Think your hoverboard will make your subway transfers a little easier? Think again.

The MTA has officially banned passengers from bringing hoverboards onto trains, buses and subways or even onto station platforms, the agency announced Wednesday morning.

The ban is because of a fire risk caused by the gadgets' lithium-ion batteries, the MTA said.

The controversial self-balancing electric scooters have come under scrutiny from both local and federal government officials over the last couple months after an increasing number of reports of their catching on fire.

The MTA has long prohibited the use of personal wheeled vehicles like skateboards and scooters in train stations.

But hoverboards, as personal wheeled devices with motors, have resisted classification in New York.

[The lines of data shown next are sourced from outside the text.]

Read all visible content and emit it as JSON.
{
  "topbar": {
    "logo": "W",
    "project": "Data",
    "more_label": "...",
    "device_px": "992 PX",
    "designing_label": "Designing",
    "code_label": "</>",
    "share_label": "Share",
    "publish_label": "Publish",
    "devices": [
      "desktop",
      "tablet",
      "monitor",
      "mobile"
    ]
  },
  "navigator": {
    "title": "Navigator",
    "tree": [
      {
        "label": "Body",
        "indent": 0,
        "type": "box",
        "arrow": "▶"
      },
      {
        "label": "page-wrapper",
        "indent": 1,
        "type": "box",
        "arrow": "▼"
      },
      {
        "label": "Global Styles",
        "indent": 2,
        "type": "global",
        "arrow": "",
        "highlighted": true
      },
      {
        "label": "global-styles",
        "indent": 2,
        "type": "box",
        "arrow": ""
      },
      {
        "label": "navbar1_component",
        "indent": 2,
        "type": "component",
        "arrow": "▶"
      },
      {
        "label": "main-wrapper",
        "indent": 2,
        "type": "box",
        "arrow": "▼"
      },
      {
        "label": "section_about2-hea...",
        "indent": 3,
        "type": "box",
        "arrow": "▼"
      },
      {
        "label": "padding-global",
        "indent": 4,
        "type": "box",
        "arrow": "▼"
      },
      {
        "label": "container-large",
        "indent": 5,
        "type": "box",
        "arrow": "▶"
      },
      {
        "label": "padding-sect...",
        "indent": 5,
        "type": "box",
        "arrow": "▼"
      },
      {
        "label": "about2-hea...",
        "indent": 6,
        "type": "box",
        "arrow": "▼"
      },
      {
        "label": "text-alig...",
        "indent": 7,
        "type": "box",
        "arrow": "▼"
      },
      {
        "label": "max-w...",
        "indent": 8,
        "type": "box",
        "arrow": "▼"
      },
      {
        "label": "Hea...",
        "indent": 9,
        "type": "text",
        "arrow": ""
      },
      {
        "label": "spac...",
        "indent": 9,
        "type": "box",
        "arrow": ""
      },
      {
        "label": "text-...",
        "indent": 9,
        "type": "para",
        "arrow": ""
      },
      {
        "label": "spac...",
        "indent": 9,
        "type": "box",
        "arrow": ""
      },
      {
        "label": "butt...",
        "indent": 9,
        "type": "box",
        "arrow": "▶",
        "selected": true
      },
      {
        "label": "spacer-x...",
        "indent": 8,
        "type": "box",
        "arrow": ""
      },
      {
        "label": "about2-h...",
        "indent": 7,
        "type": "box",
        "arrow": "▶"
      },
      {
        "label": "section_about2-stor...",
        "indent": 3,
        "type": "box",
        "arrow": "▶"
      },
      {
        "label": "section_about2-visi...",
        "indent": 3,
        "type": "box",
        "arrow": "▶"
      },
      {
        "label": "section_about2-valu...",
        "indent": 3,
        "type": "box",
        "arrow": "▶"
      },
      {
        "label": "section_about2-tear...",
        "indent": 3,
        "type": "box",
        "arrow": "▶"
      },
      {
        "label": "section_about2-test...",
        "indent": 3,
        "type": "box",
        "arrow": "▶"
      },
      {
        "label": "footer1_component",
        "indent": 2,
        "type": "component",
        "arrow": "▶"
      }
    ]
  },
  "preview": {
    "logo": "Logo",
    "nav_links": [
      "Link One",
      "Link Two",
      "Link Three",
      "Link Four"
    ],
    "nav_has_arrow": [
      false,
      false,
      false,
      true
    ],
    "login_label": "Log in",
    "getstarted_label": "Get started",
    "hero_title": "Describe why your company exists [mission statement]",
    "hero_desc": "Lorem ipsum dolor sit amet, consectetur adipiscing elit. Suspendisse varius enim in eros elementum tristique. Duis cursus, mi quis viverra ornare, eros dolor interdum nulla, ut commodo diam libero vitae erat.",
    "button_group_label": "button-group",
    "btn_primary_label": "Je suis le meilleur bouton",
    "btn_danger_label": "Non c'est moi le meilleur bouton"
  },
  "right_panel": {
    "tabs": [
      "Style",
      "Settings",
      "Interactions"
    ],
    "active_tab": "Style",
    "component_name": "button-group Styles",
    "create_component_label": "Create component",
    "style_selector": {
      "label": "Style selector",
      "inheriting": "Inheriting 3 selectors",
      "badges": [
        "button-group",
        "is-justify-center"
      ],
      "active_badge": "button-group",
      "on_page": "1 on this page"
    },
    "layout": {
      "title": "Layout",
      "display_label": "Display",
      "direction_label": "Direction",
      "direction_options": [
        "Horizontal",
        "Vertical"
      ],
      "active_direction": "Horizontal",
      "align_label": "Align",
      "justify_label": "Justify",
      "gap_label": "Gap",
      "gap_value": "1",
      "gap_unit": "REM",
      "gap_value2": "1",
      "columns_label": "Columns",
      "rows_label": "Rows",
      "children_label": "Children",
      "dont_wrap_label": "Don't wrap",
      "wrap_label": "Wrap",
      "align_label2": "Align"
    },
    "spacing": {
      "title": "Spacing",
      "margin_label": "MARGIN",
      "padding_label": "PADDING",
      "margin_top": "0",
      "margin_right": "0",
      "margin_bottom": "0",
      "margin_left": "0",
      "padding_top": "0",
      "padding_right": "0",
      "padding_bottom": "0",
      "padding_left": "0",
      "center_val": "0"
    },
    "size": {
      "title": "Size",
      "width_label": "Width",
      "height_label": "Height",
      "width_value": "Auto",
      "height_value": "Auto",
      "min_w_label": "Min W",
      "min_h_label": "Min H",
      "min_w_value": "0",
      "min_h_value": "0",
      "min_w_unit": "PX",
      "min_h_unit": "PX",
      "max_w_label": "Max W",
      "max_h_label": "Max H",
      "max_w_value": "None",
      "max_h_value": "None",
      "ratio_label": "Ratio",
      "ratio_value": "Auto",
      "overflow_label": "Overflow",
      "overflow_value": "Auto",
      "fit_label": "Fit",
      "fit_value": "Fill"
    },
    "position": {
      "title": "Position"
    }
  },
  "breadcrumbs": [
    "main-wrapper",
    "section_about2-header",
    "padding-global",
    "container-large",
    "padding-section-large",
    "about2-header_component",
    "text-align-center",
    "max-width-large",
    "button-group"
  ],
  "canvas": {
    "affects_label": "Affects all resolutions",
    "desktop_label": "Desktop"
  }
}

Under state law, riders can't use motor vehicles that aren't registered first and, since the boards can't be registered, they're technically illegal. 

A group of politicians has backed a bill asking the city to legalize them, but NYPD Commissioner Bill Bratton thinks that it's difficult enough "walking out in the streets, let alone hovering," he said at at press conference last month.

The MTA also prohibits the possession of hazardous and flammable devices on its transit networks.

According to a safety alert issued by the U.S. Pipeline and Hazardous Material Safety Administration in December, the lithium batteries that power hoverboards "can pose a heat, fire and explosion risk" under certain conditions.

The agency's investigation found that more than 80 percent of companies responsible for the hoverboard shipments it intercepted couldn't produce proper certification of battery testing.

“The safety of our customers and employees is always our top concern,” MTA Chief Safety Officer David Mayer said in a statement Wednesday.

“For obvious reasons, it is not safe to use hoverboards, skateboards or other personal wheeled vehicles on station platforms. We’re equally concerned about the safety risk of bringing devices that pose fire hazards into the confined spaces inside trains and buses.”

The transit agency said the MTA Police Department will enforce the ban on Metro-North, the LIRR and Staten Island Railway, while the NYPD will police the city's subways and buses. The NYPD wasn't cracking down on the scooters on sidewalks and streets in November, if one rider's YouTube video was to be believed.

What happens if you're caught red-handed? 

"The amount of a fine would be assessed through the judicial process," MTA spokesperson Aaron Donovan told DNAinfo in an email.

Hoverboards are already banned on Amtrak, some regional railroads, and most U.S. airlines.